> [Problem to solve]
Print all entries word for word.

[Records contained in a dataset]
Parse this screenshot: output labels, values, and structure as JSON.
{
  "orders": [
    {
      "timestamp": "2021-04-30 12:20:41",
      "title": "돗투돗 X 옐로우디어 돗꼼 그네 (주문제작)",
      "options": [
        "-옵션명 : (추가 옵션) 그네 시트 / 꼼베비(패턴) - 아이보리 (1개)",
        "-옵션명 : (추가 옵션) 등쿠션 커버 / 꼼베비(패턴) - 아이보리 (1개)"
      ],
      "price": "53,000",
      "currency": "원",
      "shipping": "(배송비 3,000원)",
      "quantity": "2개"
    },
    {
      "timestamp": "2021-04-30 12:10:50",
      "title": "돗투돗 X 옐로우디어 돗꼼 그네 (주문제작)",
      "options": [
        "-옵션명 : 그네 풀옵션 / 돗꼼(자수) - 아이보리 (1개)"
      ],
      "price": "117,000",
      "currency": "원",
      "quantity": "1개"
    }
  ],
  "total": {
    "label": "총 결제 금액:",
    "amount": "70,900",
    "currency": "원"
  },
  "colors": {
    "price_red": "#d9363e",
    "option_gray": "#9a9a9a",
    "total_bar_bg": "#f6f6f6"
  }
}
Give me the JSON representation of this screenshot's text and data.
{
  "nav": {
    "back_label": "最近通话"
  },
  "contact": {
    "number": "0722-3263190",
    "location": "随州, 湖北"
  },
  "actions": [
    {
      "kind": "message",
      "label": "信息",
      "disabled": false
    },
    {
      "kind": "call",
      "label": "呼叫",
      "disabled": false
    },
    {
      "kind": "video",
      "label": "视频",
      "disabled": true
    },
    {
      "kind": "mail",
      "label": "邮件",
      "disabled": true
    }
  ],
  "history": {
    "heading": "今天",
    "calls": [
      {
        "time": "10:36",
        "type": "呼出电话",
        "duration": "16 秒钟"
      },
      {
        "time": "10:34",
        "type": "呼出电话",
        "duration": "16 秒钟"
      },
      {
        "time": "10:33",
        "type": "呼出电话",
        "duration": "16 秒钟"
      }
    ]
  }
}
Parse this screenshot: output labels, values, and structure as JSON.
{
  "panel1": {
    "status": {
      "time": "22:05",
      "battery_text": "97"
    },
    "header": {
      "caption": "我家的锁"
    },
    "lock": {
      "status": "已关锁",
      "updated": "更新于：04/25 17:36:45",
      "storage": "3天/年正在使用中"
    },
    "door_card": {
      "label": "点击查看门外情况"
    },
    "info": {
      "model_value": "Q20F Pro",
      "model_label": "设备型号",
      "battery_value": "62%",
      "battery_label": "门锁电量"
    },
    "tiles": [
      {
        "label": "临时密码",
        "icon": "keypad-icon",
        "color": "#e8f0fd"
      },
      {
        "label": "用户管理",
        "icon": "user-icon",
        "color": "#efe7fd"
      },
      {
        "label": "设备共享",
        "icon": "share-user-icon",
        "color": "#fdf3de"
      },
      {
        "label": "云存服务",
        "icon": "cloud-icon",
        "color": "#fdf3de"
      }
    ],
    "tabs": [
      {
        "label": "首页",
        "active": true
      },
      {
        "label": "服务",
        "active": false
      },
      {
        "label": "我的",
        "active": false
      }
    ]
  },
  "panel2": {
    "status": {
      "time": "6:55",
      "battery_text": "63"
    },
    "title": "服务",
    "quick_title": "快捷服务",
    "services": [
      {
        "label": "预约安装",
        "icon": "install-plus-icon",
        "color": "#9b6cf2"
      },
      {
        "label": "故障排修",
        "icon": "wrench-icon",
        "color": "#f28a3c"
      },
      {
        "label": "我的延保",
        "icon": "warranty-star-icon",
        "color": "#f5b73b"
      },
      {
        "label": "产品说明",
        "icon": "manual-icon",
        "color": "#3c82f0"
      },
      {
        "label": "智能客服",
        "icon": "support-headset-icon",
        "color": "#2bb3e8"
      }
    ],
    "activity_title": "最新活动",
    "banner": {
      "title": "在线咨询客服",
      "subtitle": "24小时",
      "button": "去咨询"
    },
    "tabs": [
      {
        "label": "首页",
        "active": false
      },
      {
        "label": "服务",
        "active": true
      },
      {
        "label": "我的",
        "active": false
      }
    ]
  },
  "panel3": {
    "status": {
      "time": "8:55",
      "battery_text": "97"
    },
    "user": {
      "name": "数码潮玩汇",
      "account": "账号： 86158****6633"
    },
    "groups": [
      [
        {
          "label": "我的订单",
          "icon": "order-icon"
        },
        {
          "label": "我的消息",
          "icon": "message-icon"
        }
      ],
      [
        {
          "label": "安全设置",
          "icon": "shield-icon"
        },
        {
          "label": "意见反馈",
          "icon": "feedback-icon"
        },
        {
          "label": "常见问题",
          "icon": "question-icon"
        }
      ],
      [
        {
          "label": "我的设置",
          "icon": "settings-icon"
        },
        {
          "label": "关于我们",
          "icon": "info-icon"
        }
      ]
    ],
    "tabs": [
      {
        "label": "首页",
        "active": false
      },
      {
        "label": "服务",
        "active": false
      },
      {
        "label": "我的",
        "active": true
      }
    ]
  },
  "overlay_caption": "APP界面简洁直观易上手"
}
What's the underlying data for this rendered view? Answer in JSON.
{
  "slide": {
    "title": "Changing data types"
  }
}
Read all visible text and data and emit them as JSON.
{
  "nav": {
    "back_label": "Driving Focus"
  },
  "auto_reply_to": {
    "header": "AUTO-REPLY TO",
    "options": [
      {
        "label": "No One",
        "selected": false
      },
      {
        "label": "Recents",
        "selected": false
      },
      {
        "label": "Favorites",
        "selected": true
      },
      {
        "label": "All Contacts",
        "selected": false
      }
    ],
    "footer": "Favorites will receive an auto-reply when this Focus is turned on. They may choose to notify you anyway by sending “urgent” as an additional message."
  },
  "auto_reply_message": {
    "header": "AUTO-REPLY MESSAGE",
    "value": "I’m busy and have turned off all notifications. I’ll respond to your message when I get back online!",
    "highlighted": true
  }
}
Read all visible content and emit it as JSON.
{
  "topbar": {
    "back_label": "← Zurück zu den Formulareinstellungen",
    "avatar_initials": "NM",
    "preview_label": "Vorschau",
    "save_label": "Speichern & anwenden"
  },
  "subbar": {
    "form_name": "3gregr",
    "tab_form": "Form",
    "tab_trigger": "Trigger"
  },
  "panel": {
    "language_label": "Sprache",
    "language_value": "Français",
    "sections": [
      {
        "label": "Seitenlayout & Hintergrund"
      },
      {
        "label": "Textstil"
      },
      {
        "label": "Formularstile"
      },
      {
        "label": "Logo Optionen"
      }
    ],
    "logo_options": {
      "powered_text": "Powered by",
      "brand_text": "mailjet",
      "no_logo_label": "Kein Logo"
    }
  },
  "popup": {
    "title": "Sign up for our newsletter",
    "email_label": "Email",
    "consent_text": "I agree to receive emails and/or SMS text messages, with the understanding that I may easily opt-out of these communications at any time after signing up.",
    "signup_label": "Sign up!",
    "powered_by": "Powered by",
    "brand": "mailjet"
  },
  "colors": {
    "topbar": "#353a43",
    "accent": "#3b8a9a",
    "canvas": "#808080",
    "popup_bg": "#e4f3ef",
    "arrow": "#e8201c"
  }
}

> [Result of this task]
Parse this screenshot: output labels, values, and structure as JSON.
{
  "orders": [
    {
      "timestamp": "2021-04-30 12:20:41",
      "title": "돗투돗 X 옐로우디어 돗꼼 그네 (주문제작)",
      "options": [
        "-옵션명 : (추가 옵션) 그네 시트 / 꼼베비(패턴) - 아이보리 (1개)",
        "-옵션명 : (추가 옵션) 등쿠션 커버 / 꼼베비(패턴) - 아이보리 (1개)"
      ],
      "price": "53,000",
      "currency": "원",
      "shipping": "(배송비 3,000원)",
      "quantity": "2개"
    },
    {
      "timestamp": "2021-04-30 12:10:50",
      "title": "돗투돗 X 옐로우디어 돗꼼 그네 (주문제작)",
      "options": [
        "-옵션명 : 그네 풀옵션 / 돗꼼(자수) - 아이보리 (1개)"
      ],
      "price": "117,000",
      "currency": "원",
      "quantity": "1개"
    }
  ],
  "total": {
    "label": "총 결제 금액:",
    "amount": "70,900",
    "currency": "원"
  },
  "colors": {
    "price_red": "#d9363e",
    "option_gray": "#9a9a9a",
    "total_bar_bg": "#f6f6f6"
  }
}
Give me the JSON representation of this screenshot's text and data.
{
  "nav": {
    "back_label": "最近通话"
  },
  "contact": {
    "number": "0722-3263190",
    "location": "随州, 湖北"
  },
  "actions": [
    {
      "kind": "message",
      "label": "信息",
      "disabled": false
    },
    {
      "kind": "call",
      "label": "呼叫",
      "disabled": false
    },
    {
      "kind": "video",
      "label": "视频",
      "disabled": true
    },
    {
      "kind": "mail",
      "label": "邮件",
      "disabled": true
    }
  ],
  "history": {
    "heading": "今天",
    "calls": [
      {
        "time": "10:36",
        "type": "呼出电话",
        "duration": "16 秒钟"
      },
      {
        "time": "10:34",
        "type": "呼出电话",
        "duration": "16 秒钟"
      },
      {
        "time": "10:33",
        "type": "呼出电话",
        "duration": "16 秒钟"
      }
    ]
  }
}
Parse this screenshot: output labels, values, and structure as JSON.
{
  "panel1": {
    "status": {
      "time": "22:05",
      "battery_text": "97"
    },
    "header": {
      "caption": "我家的锁"
    },
    "lock": {
      "status": "已关锁",
      "updated": "更新于：04/25 17:36:45",
      "storage": "3天/年正在使用中"
    },
    "door_card": {
      "label": "点击查看门外情况"
    },
    "info": {
      "model_value": "Q20F Pro",
      "model_label": "设备型号",
      "battery_value": "62%",
      "battery_label": "门锁电量"
    },
    "tiles": [
      {
        "label": "临时密码",
        "icon": "keypad-icon",
        "color": "#e8f0fd"
      },
      {
        "label": "用户管理",
        "icon": "user-icon",
        "color": "#efe7fd"
      },
      {
        "label": "设备共享",
        "icon": "share-user-icon",
        "color": "#fdf3de"
      },
      {
        "label": "云存服务",
        "icon": "cloud-icon",
        "color": "#fdf3de"
      }
    ],
    "tabs": [
      {
        "label": "首页",
        "active": true
      },
      {
        "label": "服务",
        "active": false
      },
      {
        "label": "我的",
        "active": false
      }
    ]
  },
  "panel2": {
    "status": {
      "time": "6:55",
      "battery_text": "63"
    },
    "title": "服务",
    "quick_title": "快捷服务",
    "services": [
      {
        "label": "预约安装",
        "icon": "install-plus-icon",
        "color": "#9b6cf2"
      },
      {
        "label": "故障排修",
        "icon": "wrench-icon",
        "color": "#f28a3c"
      },
      {
        "label": "我的延保",
        "icon": "warranty-star-icon",
        "color": "#f5b73b"
      },
      {
        "label": "产品说明",
        "icon": "manual-icon",
        "color": "#3c82f0"
      },
      {
        "label": "智能客服",
        "icon": "support-headset-icon",
        "color": "#2bb3e8"
      }
    ],
    "activity_title": "最新活动",
    "banner": {
      "title": "在线咨询客服",
      "subtitle": "24小时",
      "button": "去咨询"
    },
    "tabs": [
      {
        "label": "首页",
        "active": false
      },
      {
        "label": "服务",
        "active": true
      },
      {
        "label": "我的",
        "active": false
      }
    ]
  },
  "panel3": {
    "status": {
      "time": "8:55",
      "battery_text": "97"
    },
    "user": {
      "name": "数码潮玩汇",
      "account": "账号： 86158****6633"
    },
    "groups": [
      [
        {
          "label": "我的订单",
          "icon": "order-icon"
        },
        {
          "label": "我的消息",
          "icon": "message-icon"
        }
      ],
      [
        {
          "label": "安全设置",
          "icon": "shield-icon"
        },
        {
          "label": "意见反馈",
          "icon": "feedback-icon"
        },
        {
          "label": "常见问题",
          "icon": "question-icon"
        }
      ],
      [
        {
          "label": "我的设置",
          "icon": "settings-icon"
        },
        {
          "label": "关于我们",
          "icon": "info-icon"
        }
      ]
    ],
    "tabs": [
      {
        "label": "首页",
        "active": false
      },
      {
        "label": "服务",
        "active": false
      },
      {
        "label": "我的",
        "active": true
      }
    ]
  },
  "overlay_caption": "APP界面简洁直观易上手"
}
What's the underlying data for this rendered view? Answer in JSON.
{
  "slide": {
    "title": "Changing data types"
  }
}
Read all visible text and data and emit them as JSON.
{
  "nav": {
    "back_label": "Driving Focus"
  },
  "auto_reply_to": {
    "header": "AUTO-REPLY TO",
    "options": [
      {
        "label": "No One",
        "selected": false
      },
      {
        "label": "Recents",
        "selected": false
      },
      {
        "label": "Favorites",
        "selected": true
      },
      {
        "label": "All Contacts",
        "selected": false
      }
    ],
    "footer": "Favorites will receive an auto-reply when this Focus is turned on. They may choose to notify you anyway by sending “urgent” as an additional message."
  },
  "auto_reply_message": {
    "header": "AUTO-REPLY MESSAGE",
    "value": "I’m busy and have turned off all notifications. I’ll respond to your message when I get back online!",
    "highlighted": true
  }
}
Read all visible content and emit it as JSON.
{
  "topbar": {
    "back_label": "← Zurück zu den Formulareinstellungen",
    "avatar_initials": "NM",
    "preview_label": "Vorschau",
    "save_label": "Speichern & anwenden"
  },
  "subbar": {
    "form_name": "3gregr",
    "tab_form": "Form",
    "tab_trigger": "Trigger"
  },
  "panel": {
    "language_label": "Sprache",
    "language_value": "Français",
    "sections": [
      {
        "label": "Seitenlayout & Hintergrund"
      },
      {
        "label": "Textstil"
      },
      {
        "label": "Formularstile"
      },
      {
        "label": "Logo Optionen"
      }
    ],
    "logo_options": {
      "powered_text": "Powered by",
      "brand_text": "mailjet",
      "no_logo_label": "Kein Logo"
    }
  },
  "popup": {
    "title": "Sign up for our newsletter",
    "email_label": "Email",
    "consent_text": "I agree to receive emails and/or SMS text messages, with the understanding that I may easily opt-out of these communications at any time after signing up.",
    "signup_label": "Sign up!",
    "powered_by": "Powered by",
    "brand": "mailjet"
  },
  "colors": {
    "topbar": "#353a43",
    "accent": "#3b8a9a",
    "canvas": "#808080",
    "popup_bg": "#e4f3ef",
    "arrow": "#e8201c"
  }
}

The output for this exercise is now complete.